Meek and Missional

Baseball legend Mickey Mantle did not rise to his fame without a few bumps along the way. As a teen in the minor leagues, he went through a time where his playing became less than stellar. Discouraged, Mantle called his dad, pleading with him to come and bring him home. When his father arrived, rather than sympathy, he said to his son:

“Son, if that’s all the guts you have, you might as well just come home with me right now and get a job in the mines.”

The startling lack of sympathy and stark honesty of his father’s words were a wake-up call for young Mantle. Instead of leaving with his father, he stuck out that year and went on to be the legend he is today.
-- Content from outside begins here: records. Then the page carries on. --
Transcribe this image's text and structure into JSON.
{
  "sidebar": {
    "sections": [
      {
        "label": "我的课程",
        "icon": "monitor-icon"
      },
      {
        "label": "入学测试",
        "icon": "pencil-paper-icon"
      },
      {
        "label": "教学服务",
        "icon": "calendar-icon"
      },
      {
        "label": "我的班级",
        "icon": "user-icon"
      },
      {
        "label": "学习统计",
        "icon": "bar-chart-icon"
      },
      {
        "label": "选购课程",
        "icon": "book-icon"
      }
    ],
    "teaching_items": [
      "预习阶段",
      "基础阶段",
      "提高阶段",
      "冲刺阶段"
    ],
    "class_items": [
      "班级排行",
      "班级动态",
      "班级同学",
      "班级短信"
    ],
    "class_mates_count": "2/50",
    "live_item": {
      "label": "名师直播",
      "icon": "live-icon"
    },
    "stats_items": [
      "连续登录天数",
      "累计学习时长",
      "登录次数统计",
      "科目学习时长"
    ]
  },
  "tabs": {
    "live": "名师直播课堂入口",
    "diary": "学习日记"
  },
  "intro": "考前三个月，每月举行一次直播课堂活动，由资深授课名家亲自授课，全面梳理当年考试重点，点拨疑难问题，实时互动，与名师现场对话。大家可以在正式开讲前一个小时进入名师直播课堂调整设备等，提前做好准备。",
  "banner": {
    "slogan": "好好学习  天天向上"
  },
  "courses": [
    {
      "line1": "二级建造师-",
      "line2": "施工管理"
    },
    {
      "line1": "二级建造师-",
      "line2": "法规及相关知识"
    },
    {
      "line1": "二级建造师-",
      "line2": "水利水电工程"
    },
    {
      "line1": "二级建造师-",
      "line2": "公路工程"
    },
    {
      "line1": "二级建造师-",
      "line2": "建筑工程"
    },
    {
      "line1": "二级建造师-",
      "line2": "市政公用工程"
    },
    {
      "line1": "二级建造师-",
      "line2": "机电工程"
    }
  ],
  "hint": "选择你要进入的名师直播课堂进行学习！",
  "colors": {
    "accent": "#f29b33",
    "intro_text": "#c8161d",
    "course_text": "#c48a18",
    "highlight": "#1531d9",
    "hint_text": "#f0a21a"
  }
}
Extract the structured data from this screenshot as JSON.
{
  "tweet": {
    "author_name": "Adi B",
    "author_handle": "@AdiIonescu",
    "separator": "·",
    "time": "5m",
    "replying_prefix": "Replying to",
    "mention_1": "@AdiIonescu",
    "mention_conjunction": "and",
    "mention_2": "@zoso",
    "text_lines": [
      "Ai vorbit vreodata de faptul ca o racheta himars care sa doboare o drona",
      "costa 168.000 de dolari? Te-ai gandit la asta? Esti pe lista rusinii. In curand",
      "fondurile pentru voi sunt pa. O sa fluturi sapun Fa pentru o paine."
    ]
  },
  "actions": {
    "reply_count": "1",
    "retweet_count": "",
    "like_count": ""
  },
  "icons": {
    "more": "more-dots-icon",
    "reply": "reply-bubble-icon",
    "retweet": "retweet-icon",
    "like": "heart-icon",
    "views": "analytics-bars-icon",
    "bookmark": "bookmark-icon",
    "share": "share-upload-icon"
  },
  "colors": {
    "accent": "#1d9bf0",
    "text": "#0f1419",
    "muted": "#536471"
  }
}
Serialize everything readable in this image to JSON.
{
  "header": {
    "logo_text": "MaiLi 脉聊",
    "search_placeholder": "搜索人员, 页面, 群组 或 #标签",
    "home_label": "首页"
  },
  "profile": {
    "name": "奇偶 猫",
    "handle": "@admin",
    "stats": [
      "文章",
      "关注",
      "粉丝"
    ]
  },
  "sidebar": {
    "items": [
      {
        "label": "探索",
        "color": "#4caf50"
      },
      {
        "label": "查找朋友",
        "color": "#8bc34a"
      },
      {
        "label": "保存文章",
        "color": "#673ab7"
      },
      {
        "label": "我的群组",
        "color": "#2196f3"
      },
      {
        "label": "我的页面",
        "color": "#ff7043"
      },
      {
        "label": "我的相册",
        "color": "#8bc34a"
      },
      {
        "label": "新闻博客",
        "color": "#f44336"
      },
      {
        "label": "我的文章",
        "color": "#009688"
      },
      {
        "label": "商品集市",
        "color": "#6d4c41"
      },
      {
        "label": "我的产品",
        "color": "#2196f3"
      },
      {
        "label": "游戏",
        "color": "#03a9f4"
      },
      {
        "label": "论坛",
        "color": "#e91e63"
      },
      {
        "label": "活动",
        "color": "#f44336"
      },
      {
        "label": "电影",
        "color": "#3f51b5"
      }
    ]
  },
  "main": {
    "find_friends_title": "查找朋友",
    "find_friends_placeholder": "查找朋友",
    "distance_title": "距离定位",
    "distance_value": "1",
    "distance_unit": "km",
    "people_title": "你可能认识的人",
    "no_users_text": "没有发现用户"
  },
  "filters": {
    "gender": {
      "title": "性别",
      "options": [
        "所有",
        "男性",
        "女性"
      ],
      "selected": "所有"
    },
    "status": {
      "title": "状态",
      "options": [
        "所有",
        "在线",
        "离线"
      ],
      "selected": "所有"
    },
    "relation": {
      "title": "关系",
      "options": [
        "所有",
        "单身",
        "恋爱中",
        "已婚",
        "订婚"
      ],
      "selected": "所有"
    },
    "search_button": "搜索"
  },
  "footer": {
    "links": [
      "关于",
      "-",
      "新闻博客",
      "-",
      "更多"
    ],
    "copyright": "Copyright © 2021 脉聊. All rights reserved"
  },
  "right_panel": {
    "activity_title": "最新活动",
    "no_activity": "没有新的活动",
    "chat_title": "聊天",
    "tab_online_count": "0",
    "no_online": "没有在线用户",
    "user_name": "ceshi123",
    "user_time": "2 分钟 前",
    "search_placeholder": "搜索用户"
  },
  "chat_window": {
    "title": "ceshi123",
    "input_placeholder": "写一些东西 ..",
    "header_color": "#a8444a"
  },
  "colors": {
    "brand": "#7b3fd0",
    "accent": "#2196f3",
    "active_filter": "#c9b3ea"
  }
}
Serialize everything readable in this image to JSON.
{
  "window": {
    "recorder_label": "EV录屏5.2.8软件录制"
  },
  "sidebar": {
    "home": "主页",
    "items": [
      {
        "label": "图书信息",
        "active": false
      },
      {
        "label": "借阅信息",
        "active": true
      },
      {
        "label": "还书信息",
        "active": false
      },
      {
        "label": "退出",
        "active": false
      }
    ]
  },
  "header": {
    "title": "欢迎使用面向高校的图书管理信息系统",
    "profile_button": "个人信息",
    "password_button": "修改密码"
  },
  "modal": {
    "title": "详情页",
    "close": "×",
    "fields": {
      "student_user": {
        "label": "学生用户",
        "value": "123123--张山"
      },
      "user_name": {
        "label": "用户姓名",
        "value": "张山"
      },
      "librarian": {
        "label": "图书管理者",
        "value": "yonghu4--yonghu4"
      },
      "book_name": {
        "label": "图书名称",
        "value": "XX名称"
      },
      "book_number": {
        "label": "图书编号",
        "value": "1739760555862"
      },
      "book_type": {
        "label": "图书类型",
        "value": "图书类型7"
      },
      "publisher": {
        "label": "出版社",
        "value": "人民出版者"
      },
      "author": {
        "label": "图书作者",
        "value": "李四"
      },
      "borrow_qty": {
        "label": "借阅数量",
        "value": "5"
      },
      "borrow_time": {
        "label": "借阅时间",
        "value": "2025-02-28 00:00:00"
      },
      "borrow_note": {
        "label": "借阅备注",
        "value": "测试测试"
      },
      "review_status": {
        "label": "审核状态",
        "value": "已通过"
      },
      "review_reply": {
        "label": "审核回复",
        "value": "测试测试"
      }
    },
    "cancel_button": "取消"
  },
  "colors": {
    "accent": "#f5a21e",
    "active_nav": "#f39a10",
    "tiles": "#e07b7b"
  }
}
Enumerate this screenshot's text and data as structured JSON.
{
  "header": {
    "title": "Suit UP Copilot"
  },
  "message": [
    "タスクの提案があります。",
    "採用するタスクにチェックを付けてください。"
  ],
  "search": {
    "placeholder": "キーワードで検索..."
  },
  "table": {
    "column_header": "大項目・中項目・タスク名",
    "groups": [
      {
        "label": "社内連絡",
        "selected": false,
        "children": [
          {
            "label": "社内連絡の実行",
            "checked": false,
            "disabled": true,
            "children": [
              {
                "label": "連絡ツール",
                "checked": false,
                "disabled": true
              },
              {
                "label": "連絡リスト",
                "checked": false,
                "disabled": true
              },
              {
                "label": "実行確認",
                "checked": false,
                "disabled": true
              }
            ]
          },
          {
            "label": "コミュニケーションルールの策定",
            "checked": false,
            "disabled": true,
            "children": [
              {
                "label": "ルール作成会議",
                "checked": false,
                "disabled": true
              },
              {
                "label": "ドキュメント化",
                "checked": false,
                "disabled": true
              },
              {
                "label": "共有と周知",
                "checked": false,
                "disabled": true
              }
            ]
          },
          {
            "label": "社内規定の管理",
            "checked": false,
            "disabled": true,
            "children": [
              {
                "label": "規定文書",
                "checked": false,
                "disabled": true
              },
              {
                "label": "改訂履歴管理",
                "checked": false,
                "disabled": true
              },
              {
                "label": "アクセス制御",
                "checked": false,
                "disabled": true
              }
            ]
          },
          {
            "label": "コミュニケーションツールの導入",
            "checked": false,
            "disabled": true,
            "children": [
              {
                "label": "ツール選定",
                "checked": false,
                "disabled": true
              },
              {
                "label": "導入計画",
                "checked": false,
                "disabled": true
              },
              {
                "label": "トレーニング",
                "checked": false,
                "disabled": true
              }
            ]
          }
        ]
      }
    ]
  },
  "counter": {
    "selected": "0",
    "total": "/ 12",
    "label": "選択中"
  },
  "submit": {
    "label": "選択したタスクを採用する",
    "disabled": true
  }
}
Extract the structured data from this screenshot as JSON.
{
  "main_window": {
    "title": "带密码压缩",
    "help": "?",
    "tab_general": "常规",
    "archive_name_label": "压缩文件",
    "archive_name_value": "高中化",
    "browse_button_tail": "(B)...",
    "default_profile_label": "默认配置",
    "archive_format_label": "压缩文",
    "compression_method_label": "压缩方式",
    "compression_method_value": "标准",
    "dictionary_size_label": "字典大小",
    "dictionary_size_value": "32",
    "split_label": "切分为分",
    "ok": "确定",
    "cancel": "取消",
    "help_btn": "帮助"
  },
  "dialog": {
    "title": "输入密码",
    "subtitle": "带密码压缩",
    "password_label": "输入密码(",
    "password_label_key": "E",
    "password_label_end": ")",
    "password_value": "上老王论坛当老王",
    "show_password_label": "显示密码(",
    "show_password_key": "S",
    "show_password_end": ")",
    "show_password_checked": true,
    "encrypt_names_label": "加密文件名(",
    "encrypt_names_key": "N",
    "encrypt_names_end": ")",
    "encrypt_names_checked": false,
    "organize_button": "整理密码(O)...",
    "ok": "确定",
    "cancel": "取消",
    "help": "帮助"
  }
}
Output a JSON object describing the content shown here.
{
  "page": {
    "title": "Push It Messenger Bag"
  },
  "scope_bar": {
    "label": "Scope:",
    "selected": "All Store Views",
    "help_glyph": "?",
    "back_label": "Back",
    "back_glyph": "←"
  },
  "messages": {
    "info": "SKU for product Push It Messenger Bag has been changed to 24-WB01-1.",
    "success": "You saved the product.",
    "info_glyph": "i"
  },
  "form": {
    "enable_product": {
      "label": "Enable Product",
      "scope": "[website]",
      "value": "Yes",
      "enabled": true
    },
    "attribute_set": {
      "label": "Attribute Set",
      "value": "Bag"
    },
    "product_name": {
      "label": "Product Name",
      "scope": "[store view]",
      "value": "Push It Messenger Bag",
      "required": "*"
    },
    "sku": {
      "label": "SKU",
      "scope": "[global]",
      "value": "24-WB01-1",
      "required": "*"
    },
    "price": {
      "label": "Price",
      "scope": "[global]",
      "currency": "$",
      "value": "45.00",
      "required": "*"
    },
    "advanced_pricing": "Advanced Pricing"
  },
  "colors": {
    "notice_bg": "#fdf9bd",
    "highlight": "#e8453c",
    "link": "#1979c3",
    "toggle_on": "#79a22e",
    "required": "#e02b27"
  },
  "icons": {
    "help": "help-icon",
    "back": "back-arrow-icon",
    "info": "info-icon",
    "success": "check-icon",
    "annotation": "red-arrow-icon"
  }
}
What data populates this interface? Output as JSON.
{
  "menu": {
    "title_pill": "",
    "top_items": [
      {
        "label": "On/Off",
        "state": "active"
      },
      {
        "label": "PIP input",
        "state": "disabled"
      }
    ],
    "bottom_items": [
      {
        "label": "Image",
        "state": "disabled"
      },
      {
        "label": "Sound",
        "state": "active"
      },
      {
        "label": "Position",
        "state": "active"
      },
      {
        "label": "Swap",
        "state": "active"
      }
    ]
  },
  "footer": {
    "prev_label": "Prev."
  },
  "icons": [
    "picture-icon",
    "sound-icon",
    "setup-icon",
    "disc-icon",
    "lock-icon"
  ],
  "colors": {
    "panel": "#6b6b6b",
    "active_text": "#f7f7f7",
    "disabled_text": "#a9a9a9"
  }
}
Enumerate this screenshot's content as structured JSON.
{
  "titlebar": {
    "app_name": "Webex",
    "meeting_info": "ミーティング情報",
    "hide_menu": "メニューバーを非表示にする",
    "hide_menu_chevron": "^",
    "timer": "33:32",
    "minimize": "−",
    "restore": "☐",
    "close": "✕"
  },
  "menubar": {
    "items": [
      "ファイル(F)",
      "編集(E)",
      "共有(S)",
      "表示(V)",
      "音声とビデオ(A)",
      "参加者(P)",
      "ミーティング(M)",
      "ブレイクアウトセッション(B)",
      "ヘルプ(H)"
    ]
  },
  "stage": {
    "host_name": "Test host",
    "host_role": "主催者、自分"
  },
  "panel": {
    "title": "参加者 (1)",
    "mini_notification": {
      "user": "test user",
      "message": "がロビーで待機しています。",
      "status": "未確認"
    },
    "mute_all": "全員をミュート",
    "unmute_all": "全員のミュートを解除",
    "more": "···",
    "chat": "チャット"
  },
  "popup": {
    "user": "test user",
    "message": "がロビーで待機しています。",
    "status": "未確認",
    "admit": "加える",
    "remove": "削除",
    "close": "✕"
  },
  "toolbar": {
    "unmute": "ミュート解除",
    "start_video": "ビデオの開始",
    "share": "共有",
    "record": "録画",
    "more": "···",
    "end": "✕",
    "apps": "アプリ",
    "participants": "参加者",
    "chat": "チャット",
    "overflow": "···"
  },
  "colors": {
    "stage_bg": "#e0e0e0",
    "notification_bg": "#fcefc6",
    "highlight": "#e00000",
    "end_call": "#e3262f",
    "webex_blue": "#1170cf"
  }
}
Sometimes the truth hurts. And sometimes speaking the truth, even out of love, can sting. When Jesus begins his famous “Woe to you…” phrases in Matthew 23, they are some tough words to swallow. Yet, like Mantle’s father, Jesus spoke a hard truth in the hope that those listening might turn from their ways and do what God was calling them to. I can’t help but think of actor Bruce Marchiano who, in his portrayal of Jesus declared these woes with no uncertain authority, but with tears of pleading rolling down his face. We need to hold this in mind as we read the woes. First, because Jesus is pleading with us as we commit the same failings as the Pharisees. Second, because when we find ourselves in a place of needing to correct others, our posture should be equally loving and gracious.

“Woe to you, teachers of the law and Pharisees, you hypocrites! You shut the door of the kingdom of heaven in people’s faces. You yourselves do not enter, nor will you let those enter who are trying to. Woe to you, scribes and Pharisees, hypocrites, because you devour widows’ houses, and for a pretense you make long prayers; therefore you will receive greater condemnation” (Matthew 23:13, 14).

How did these men block entry into the kingdom of God? These were men whose words and expectations were not matched by their actions. Further, they used their positions of authority to require adherence to rules that did not lead people into the kingdom but burdened them, making them hypocrites themselves. We are reminded, instead, of the inner transformation of the heart that leads into the kingdom:

“Blessed are the poor in spirit,

for theirs is the kingdom of heaven.

Blessed are those who mourn,

for they will be comforted.”  (Matthew 5:3,4)

Therefore, any “righteousness” that is not the result of remorseful repentance (as we mourn our poorness of spirit) is inauthentic. These men are attempting to achieve external proofs of godliness without hearts transformed by genuine repentance. They raise themselves into positions of power and perceived holiness by embracing legalism—adhering to strict external behaviours and isolating themselves against the contamination of contact with the unclean—especially unclean people. Further, they interpreted the law in ways that justified their behaviour, while minimizing or ignoring certain requirements.